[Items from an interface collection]
◇ ◇ ◇ ◇ ◇ ◇ ◇

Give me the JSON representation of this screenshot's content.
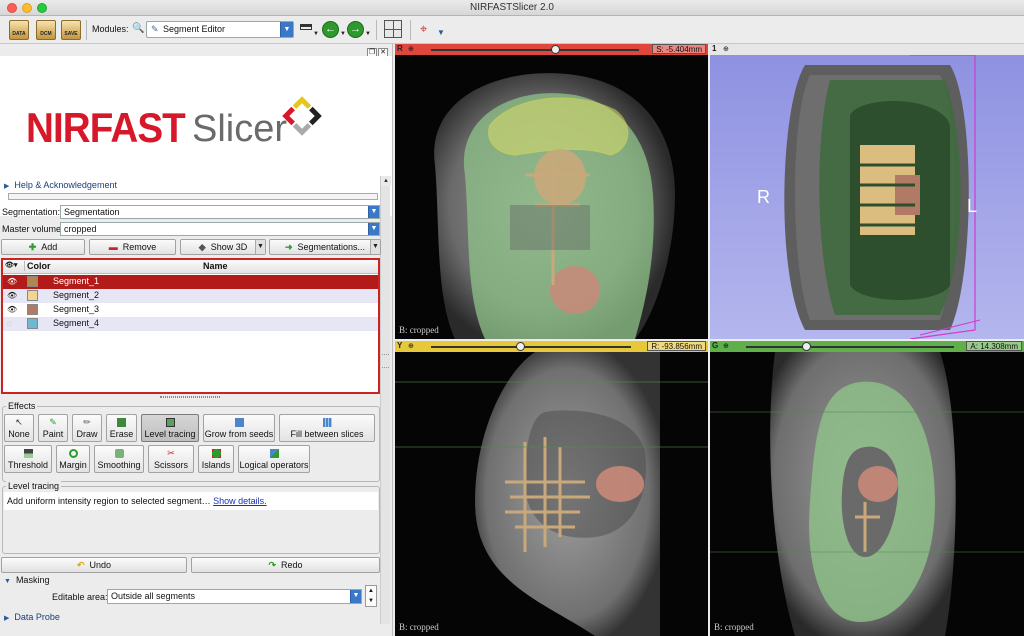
{
  "window": {
    "title": "NIRFASTSlicer 2.0"
  },
  "toolbar": {
    "data_label": "DATA",
    "dcm_label": "DCM",
    "save_label": "SAVE",
    "modules_label": "Modules:",
    "module_selected": "Segment Editor"
  },
  "logo": {
    "part1": "NIRFAST",
    "part2": "Slicer"
  },
  "sections": {
    "help": "Help & Acknowledgement",
    "data_probe": "Data Probe"
  },
  "segmentation": {
    "label": "Segmentation:",
    "value": "Segmentation",
    "master_label": "Master volume:",
    "master_value": "cropped"
  },
  "buttons": {
    "add": "Add",
    "remove": "Remove",
    "show3d": "Show 3D",
    "segmentations": "Segmentations...",
    "undo": "Undo",
    "redo": "Redo"
  },
  "segment_table": {
    "col_color": "Color",
    "col_name": "Name",
    "rows": [
      {
        "name": "Segment_1",
        "color": "#b2864f"
      },
      {
        "name": "Segment_2",
        "color": "#f1d691"
      },
      {
        "name": "Segment_3",
        "color": "#b07a66"
      },
      {
        "name": "Segment_4",
        "color": "#6fb8d2"
      }
    ]
  },
  "effects": {
    "title": "Effects",
    "row1": [
      "None",
      "Paint",
      "Draw",
      "Erase",
      "Level tracing",
      "Grow from seeds",
      "Fill between slices"
    ],
    "row2": [
      "Threshold",
      "Margin",
      "Smoothing",
      "Scissors",
      "Islands",
      "Logical operators"
    ],
    "active": "Level tracing"
  },
  "level_tracing": {
    "title": "Level tracing",
    "description": "Add uniform intensity region to selected segment…",
    "link": "Show details."
  },
  "masking": {
    "title": "Masking",
    "editable_label": "Editable area:",
    "editable_value": "Outside all segments"
  },
  "views": {
    "red": {
      "label": "R",
      "value": "S: -5.404mm",
      "caption": "B: cropped",
      "color": "#e0463c"
    },
    "yellow": {
      "label": "Y",
      "value": "R: -93.856mm",
      "caption": "B: cropped",
      "color": "#e6c83a"
    },
    "green": {
      "label": "G",
      "value": "A: 14.308mm",
      "caption": "B: cropped",
      "color": "#5fb04a"
    },
    "three_d": {
      "label": "1",
      "left_marker": "R",
      "right_marker": "L"
    }
  },
  "colors": {
    "tissue_green": "#8fc28a",
    "tumor_tan": "#c9a97a",
    "tumor_pink": "#c9897a",
    "selection_red": "#b31b1b"
  }
}
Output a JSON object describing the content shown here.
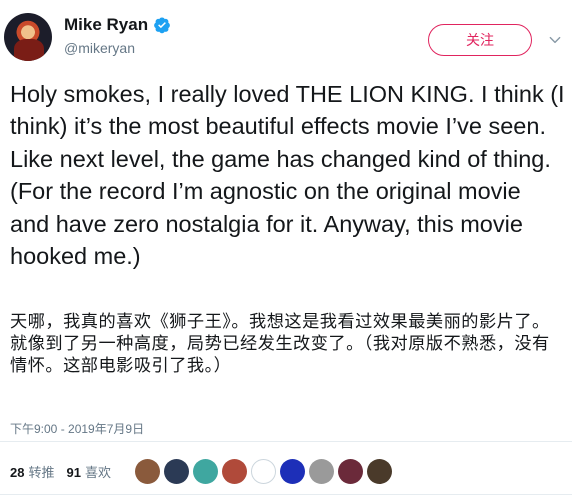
{
  "author": {
    "name": "Mike Ryan",
    "handle": "@mikeryan"
  },
  "follow_button": {
    "label": "关注"
  },
  "tweet": {
    "text": "Holy smokes, I really loved THE LION KING. I think (I think) it’s the most beautiful effects movie I’ve seen. Like next level, the game has changed kind of thing. (For the record I’m agnostic on the original movie and have zero nostalgia for it. Anyway, this movie hooked me.)",
    "translation": "天哪，我真的喜欢《狮子王》。我想这是我看过效果最美丽的影片了。就像到了另一种高度，局势已经发生改变了。（我对原版不熟悉，没有情怀。这部电影吸引了我。）",
    "timestamp": "下午9:00 - 2019年7月9日"
  },
  "stats": {
    "retweets": {
      "count": "28",
      "label": "转推"
    },
    "likes": {
      "count": "91",
      "label": "喜欢"
    }
  },
  "icons": {
    "verified": "verified-badge-icon",
    "caret": "chevron-down-icon"
  },
  "colors": {
    "accent_red": "#e0245e",
    "verified_blue": "#1da1f2",
    "secondary_text": "#657786"
  },
  "liker_avatars": [
    {
      "color": "#8a5a3c"
    },
    {
      "color": "#2b3a55"
    },
    {
      "color": "#3fa7a0"
    },
    {
      "color": "#b04a3a"
    },
    {
      "color": "#ffffff"
    },
    {
      "color": "#1d2fb8"
    },
    {
      "color": "#9a9a9a"
    },
    {
      "color": "#6b2a3a"
    },
    {
      "color": "#4a3a2a"
    }
  ]
}
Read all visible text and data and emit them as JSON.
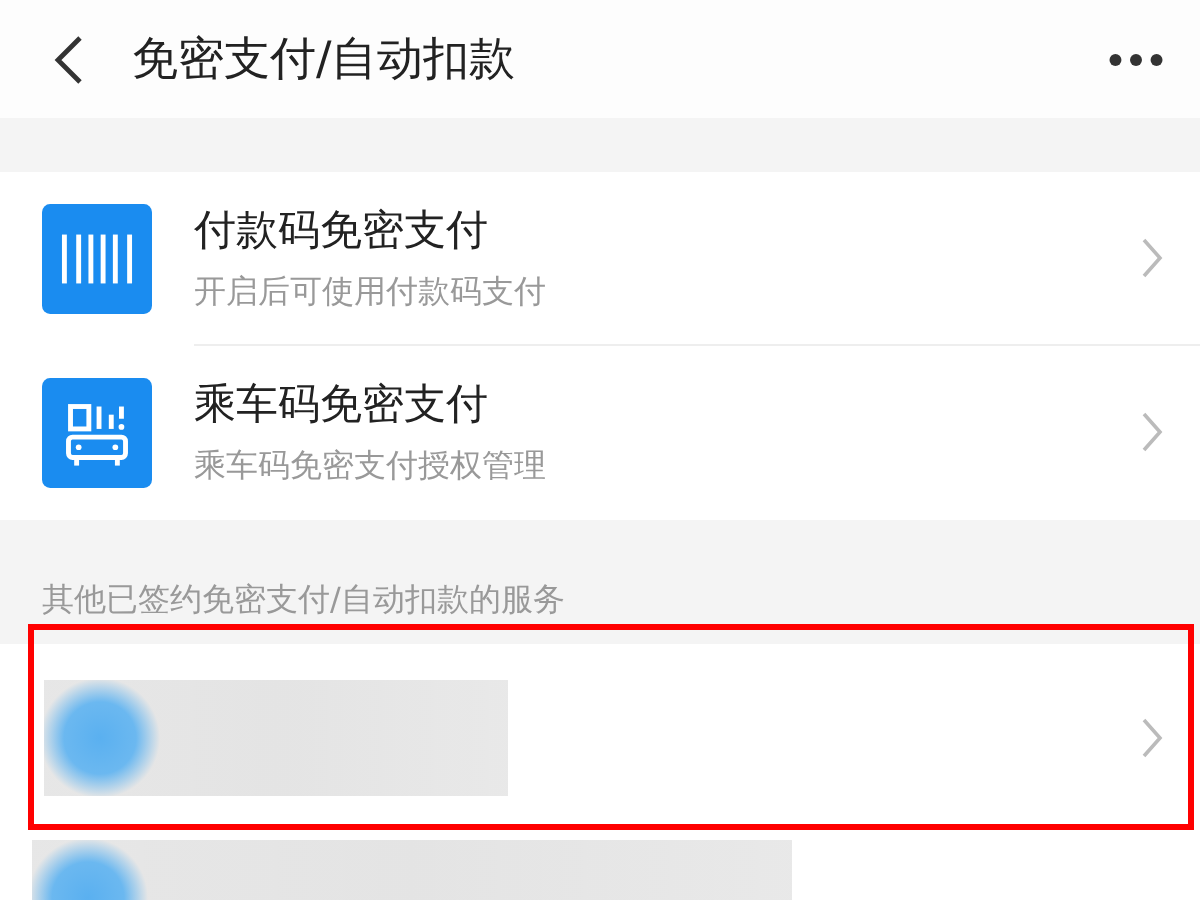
{
  "header": {
    "title": "免密支付/自动扣款"
  },
  "services": [
    {
      "kind": "barcode",
      "title": "付款码免密支付",
      "subtitle": "开启后可使用付款码支付"
    },
    {
      "kind": "transit",
      "title": "乘车码免密支付",
      "subtitle": "乘车码免密支付授权管理"
    }
  ],
  "other_section": {
    "label": "其他已签约免密支付/自动扣款的服务",
    "items": [
      {
        "kind": "redacted",
        "highlighted": true
      },
      {
        "kind": "redacted",
        "highlighted": false
      }
    ]
  }
}
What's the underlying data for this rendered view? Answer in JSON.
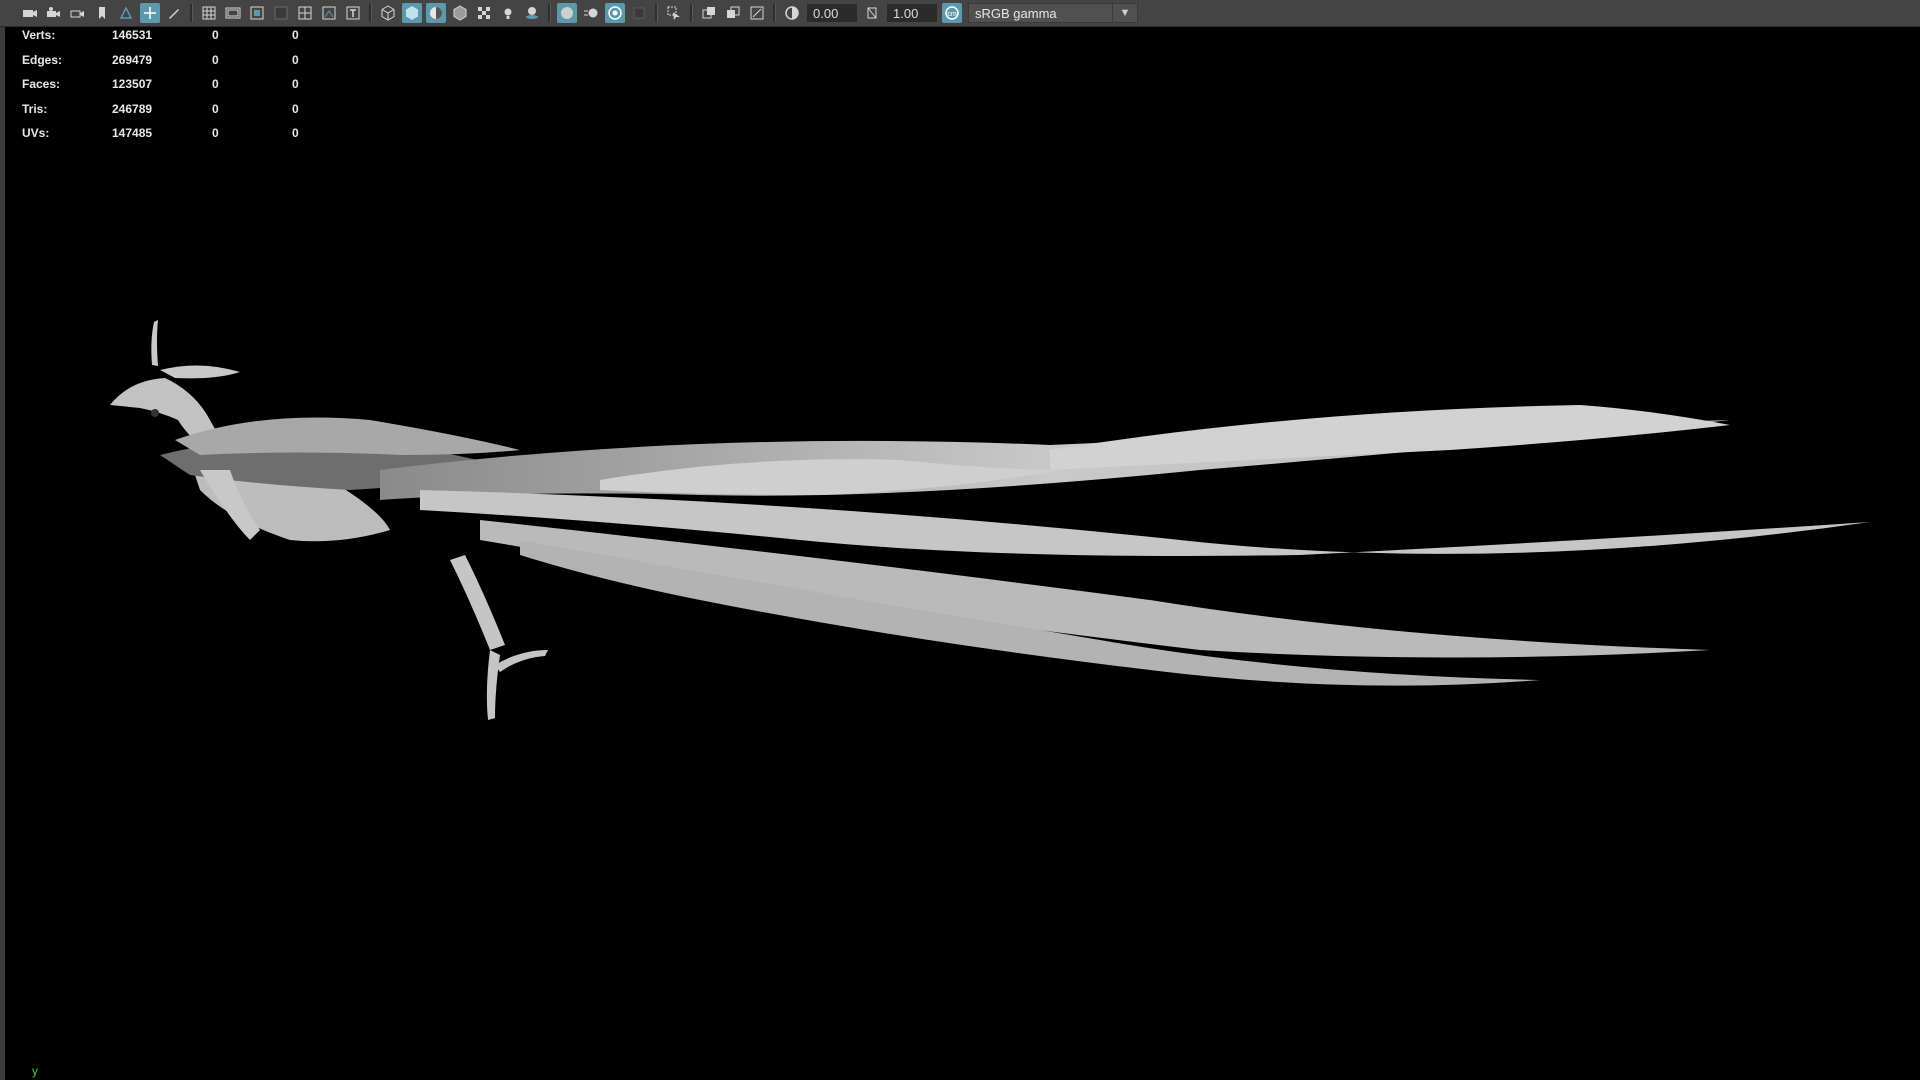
{
  "toolbar": {
    "exposure_value": "0.00",
    "gamma_value": "1.00",
    "color_space": "sRGB gamma",
    "icons": [
      "camera-icon",
      "camera-attributes-icon",
      "camera-lock-icon",
      "bookmark-icon",
      "image-plane-icon",
      "2d-pan-zoom-icon",
      "grease-pencil-icon",
      "grid-icon",
      "film-gate-icon",
      "resolution-gate-icon",
      "gate-mask-icon",
      "field-chart-icon",
      "safe-action-icon",
      "safe-title-icon",
      "wireframe-icon",
      "smooth-shade-icon",
      "wireframe-on-shaded-icon",
      "default-material-icon",
      "textured-icon",
      "lights-icon",
      "shadows-icon",
      "screen-space-ao-icon",
      "motion-blur-icon",
      "multisample-aa-icon",
      "depth-of-field-icon",
      "isolate-select-icon",
      "xray-icon",
      "xray-joints-icon",
      "xray-components-icon",
      "exposure-icon",
      "gamma-icon",
      "color-management-icon"
    ]
  },
  "hud": {
    "rows": [
      {
        "label": "Verts:",
        "v1": "146531",
        "v2": "0",
        "v3": "0"
      },
      {
        "label": "Edges:",
        "v1": "269479",
        "v2": "0",
        "v3": "0"
      },
      {
        "label": "Faces:",
        "v1": "123507",
        "v2": "0",
        "v3": "0"
      },
      {
        "label": "Tris:",
        "v1": "246789",
        "v2": "0",
        "v3": "0"
      },
      {
        "label": "UVs:",
        "v1": "147485",
        "v2": "0",
        "v3": "0"
      }
    ]
  },
  "axis_label": "y",
  "colors": {
    "toolbar_bg": "#444444",
    "active_icon": "#5d99ad",
    "viewport_bg": "#000000",
    "model_shade": "#c8c8c8",
    "axis_y": "#3bd43b"
  }
}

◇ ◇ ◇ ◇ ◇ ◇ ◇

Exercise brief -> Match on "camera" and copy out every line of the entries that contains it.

Written reply ->
      "camera-icon",
      "camera-attributes-icon",
      "camera-lock-icon",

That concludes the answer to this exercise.